## Website and app data records

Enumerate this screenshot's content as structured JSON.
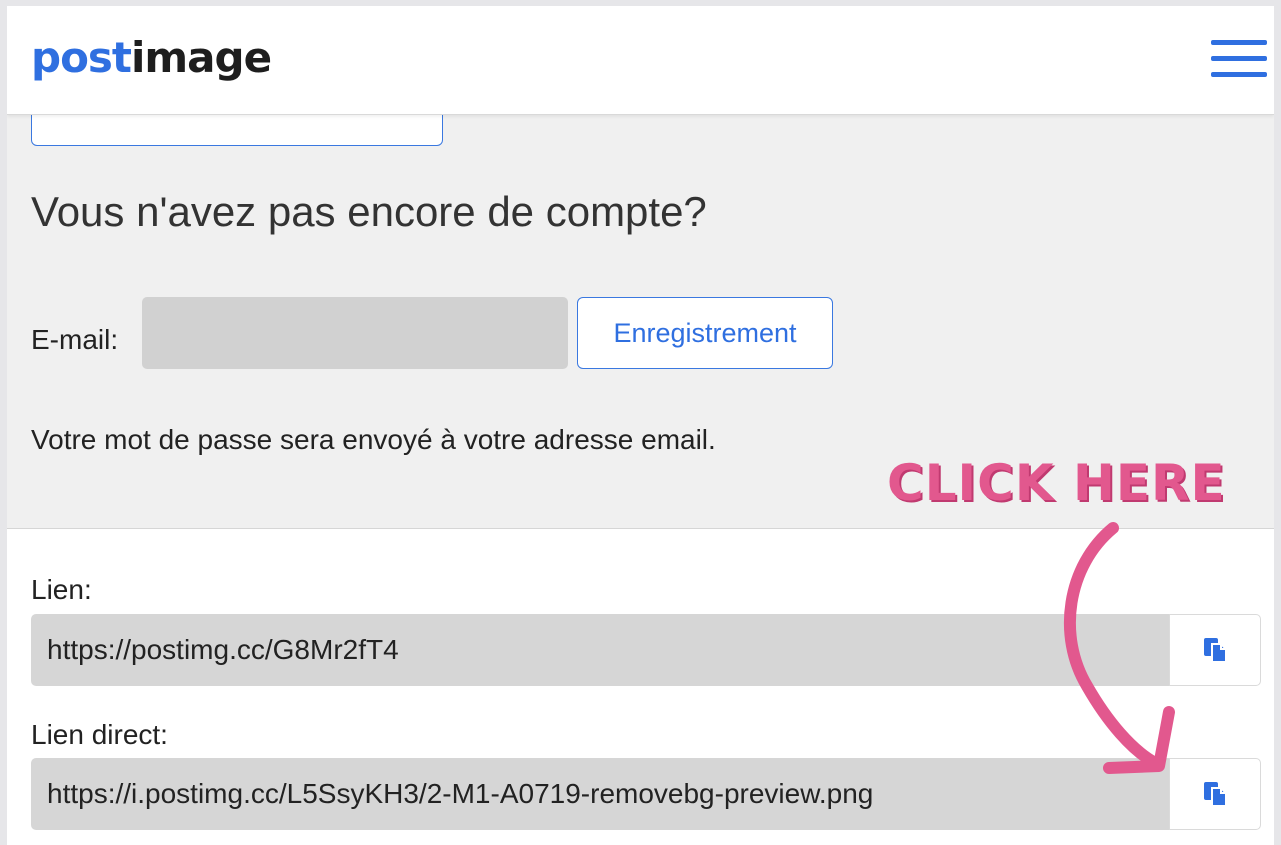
{
  "header": {
    "logo_part1": "post",
    "logo_part2": "image",
    "menu_icon": "hamburger-menu-icon"
  },
  "signup": {
    "title": "Vous n'avez pas encore de compte?",
    "email_label": "E-mail:",
    "email_value": "",
    "register_label": "Enregistrement",
    "hint": "Votre mot de passe sera envoyé à votre adresse email."
  },
  "links": [
    {
      "label": "Lien:",
      "value": "https://postimg.cc/G8Mr2fT4",
      "copy_icon": "copy-icon"
    },
    {
      "label": "Lien direct:",
      "value": "https://i.postimg.cc/L5SsyKH3/2-M1-A0719-removebg-preview.png",
      "copy_icon": "copy-icon"
    }
  ],
  "annotation": {
    "text": "CLICK HERE",
    "color": "#e2588e",
    "arrow_icon": "curved-arrow-icon"
  },
  "colors": {
    "brand": "#2f6fe0",
    "field_bg": "#d6d6d6",
    "section_bg": "#f0f0f0"
  }
}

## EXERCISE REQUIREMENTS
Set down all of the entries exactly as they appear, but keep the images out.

## ANSWER BOX
Enumerate this screenshot's content as structured JSON.
{
  "header": {
    "logo_part1": "post",
    "logo_part2": "image",
    "menu_icon": "hamburger-menu-icon"
  },
  "signup": {
    "title": "Vous n'avez pas encore de compte?",
    "email_label": "E-mail:",
    "email_value": "",
    "register_label": "Enregistrement",
    "hint": "Votre mot de passe sera envoyé à votre adresse email."
  },
  "links": [
    {
      "label": "Lien:",
      "value": "https://postimg.cc/G8Mr2fT4",
      "copy_icon": "copy-icon"
    },
    {
      "label": "Lien direct:",
      "value": "https://i.postimg.cc/L5SsyKH3/2-M1-A0719-removebg-preview.png",
      "copy_icon": "copy-icon"
    }
  ],
  "annotation": {
    "text": "CLICK HERE",
    "color": "#e2588e",
    "arrow_icon": "curved-arrow-icon"
  },
  "colors": {
    "brand": "#2f6fe0",
    "field_bg": "#d6d6d6",
    "section_bg": "#f0f0f0"
  }
}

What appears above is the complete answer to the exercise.